- Problem statement:
Each entry needs to be reproduced exactly, with none left out.

- Exercise data:
[Start of Attachment]
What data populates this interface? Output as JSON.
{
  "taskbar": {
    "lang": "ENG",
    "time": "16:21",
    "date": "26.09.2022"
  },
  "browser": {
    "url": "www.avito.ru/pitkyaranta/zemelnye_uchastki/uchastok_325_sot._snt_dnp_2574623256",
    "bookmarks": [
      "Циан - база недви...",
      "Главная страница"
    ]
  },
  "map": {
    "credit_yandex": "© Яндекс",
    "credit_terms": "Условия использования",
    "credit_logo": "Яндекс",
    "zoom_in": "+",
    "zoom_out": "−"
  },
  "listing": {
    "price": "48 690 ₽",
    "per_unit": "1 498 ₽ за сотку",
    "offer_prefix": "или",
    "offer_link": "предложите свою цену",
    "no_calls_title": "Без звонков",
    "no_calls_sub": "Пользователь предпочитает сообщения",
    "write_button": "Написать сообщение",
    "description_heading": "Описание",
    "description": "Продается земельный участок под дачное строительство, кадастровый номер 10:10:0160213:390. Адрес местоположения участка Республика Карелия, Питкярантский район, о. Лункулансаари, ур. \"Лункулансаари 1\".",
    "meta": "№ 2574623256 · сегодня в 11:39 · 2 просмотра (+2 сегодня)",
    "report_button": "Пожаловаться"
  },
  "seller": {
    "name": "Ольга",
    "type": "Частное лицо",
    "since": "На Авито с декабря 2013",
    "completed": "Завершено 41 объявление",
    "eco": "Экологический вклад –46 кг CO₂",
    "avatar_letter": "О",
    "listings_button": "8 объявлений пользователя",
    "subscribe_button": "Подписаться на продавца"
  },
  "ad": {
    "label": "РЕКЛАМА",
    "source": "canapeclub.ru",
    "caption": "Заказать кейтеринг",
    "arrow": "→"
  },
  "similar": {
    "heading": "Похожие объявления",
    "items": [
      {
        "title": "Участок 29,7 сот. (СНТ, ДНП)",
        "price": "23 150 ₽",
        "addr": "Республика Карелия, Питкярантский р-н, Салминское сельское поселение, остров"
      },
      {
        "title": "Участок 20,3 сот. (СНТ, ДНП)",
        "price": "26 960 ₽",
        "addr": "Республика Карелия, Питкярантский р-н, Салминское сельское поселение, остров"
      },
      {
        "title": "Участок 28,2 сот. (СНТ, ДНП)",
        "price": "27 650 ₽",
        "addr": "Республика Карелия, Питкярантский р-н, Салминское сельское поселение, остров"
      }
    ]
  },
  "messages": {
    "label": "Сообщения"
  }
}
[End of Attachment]
- Result of this task:
What data populates this interface? Output as JSON.
{
  "taskbar": {
    "lang": "ENG",
    "time": "16:21",
    "date": "26.09.2022"
  },
  "browser": {
    "url": "www.avito.ru/pitkyaranta/zemelnye_uchastki/uchastok_325_sot._snt_dnp_2574623256",
    "bookmarks": [
      "Циан - база недви...",
      "Главная страница"
    ]
  },
  "map": {
    "credit_yandex": "© Яндекс",
    "credit_terms": "Условия использования",
    "credit_logo": "Яндекс",
    "zoom_in": "+",
    "zoom_out": "−"
  },
  "listing": {
    "price": "48 690 ₽",
    "per_unit": "1 498 ₽ за сотку",
    "offer_prefix": "или",
    "offer_link": "предложите свою цену",
    "no_calls_title": "Без звонков",
    "no_calls_sub": "Пользователь предпочитает сообщения",
    "write_button": "Написать сообщение",
    "description_heading": "Описание",
    "description": "Продается земельный участок под дачное строительство, кадастровый номер 10:10:0160213:390. Адрес местоположения участка Республика Карелия, Питкярантский район, о. Лункулансаари, ур. \"Лункулансаари 1\".",
    "meta": "№ 2574623256 · сегодня в 11:39 · 2 просмотра (+2 сегодня)",
    "report_button": "Пожаловаться"
  },
  "seller": {
    "name": "Ольга",
    "type": "Частное лицо",
    "since": "На Авито с декабря 2013",
    "completed": "Завершено 41 объявление",
    "eco": "Экологический вклад –46 кг CO₂",
    "avatar_letter": "О",
    "listings_button": "8 объявлений пользователя",
    "subscribe_button": "Подписаться на продавца"
  },
  "ad": {
    "label": "РЕКЛАМА",
    "source": "canapeclub.ru",
    "caption": "Заказать кейтеринг",
    "arrow": "→"
  },
  "similar": {
    "heading": "Похожие объявления",
    "items": [
      {
        "title": "Участок 29,7 сот. (СНТ, ДНП)",
        "price": "23 150 ₽",
        "addr": "Республика Карелия, Питкярантский р-н, Салминское сельское поселение, остров"
      },
      {
        "title": "Участок 20,3 сот. (СНТ, ДНП)",
        "price": "26 960 ₽",
        "addr": "Республика Карелия, Питкярантский р-н, Салминское сельское поселение, остров"
      },
      {
        "title": "Участок 28,2 сот. (СНТ, ДНП)",
        "price": "27 650 ₽",
        "addr": "Республика Карелия, Питкярантский р-н, Салминское сельское поселение, остров"
      }
    ]
  },
  "messages": {
    "label": "Сообщения"
  }
}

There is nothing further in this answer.